+++ Supplied data

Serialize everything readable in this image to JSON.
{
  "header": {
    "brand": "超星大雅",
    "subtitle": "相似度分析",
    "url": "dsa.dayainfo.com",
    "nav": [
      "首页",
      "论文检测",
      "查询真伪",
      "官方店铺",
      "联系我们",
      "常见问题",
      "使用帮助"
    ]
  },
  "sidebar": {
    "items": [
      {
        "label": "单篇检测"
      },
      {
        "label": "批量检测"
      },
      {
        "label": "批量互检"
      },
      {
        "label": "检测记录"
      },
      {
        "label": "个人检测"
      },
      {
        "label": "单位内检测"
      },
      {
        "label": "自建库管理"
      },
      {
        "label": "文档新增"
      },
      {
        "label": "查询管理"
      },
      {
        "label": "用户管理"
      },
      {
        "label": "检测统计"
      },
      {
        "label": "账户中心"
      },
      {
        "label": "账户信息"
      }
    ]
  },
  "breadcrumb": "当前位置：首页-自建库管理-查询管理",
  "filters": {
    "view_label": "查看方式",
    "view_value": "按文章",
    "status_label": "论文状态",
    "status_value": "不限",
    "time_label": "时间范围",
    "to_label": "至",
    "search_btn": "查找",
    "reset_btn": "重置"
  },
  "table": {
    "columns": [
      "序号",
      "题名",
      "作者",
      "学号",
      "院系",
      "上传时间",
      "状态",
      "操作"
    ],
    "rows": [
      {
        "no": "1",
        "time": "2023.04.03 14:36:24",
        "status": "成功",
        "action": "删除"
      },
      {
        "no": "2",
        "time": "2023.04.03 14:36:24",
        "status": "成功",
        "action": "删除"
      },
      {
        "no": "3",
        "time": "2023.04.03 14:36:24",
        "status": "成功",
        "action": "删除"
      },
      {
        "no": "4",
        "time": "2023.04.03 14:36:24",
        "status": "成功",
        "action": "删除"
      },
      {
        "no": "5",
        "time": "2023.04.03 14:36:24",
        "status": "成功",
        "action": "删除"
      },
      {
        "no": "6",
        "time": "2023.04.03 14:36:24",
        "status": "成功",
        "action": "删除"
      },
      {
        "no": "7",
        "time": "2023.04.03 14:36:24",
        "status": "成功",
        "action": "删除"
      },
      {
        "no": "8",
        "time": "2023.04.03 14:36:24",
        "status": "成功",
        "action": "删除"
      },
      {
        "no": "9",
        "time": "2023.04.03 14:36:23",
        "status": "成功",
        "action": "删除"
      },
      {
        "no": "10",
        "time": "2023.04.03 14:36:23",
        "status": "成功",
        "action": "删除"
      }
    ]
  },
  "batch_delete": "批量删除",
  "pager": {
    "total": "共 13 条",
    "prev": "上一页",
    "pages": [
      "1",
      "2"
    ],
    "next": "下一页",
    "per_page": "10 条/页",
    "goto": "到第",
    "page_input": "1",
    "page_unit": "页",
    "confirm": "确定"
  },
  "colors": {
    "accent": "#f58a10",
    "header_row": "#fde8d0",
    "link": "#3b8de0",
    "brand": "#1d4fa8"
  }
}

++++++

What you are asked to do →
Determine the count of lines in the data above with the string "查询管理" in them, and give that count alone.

Answer to the exercise →
2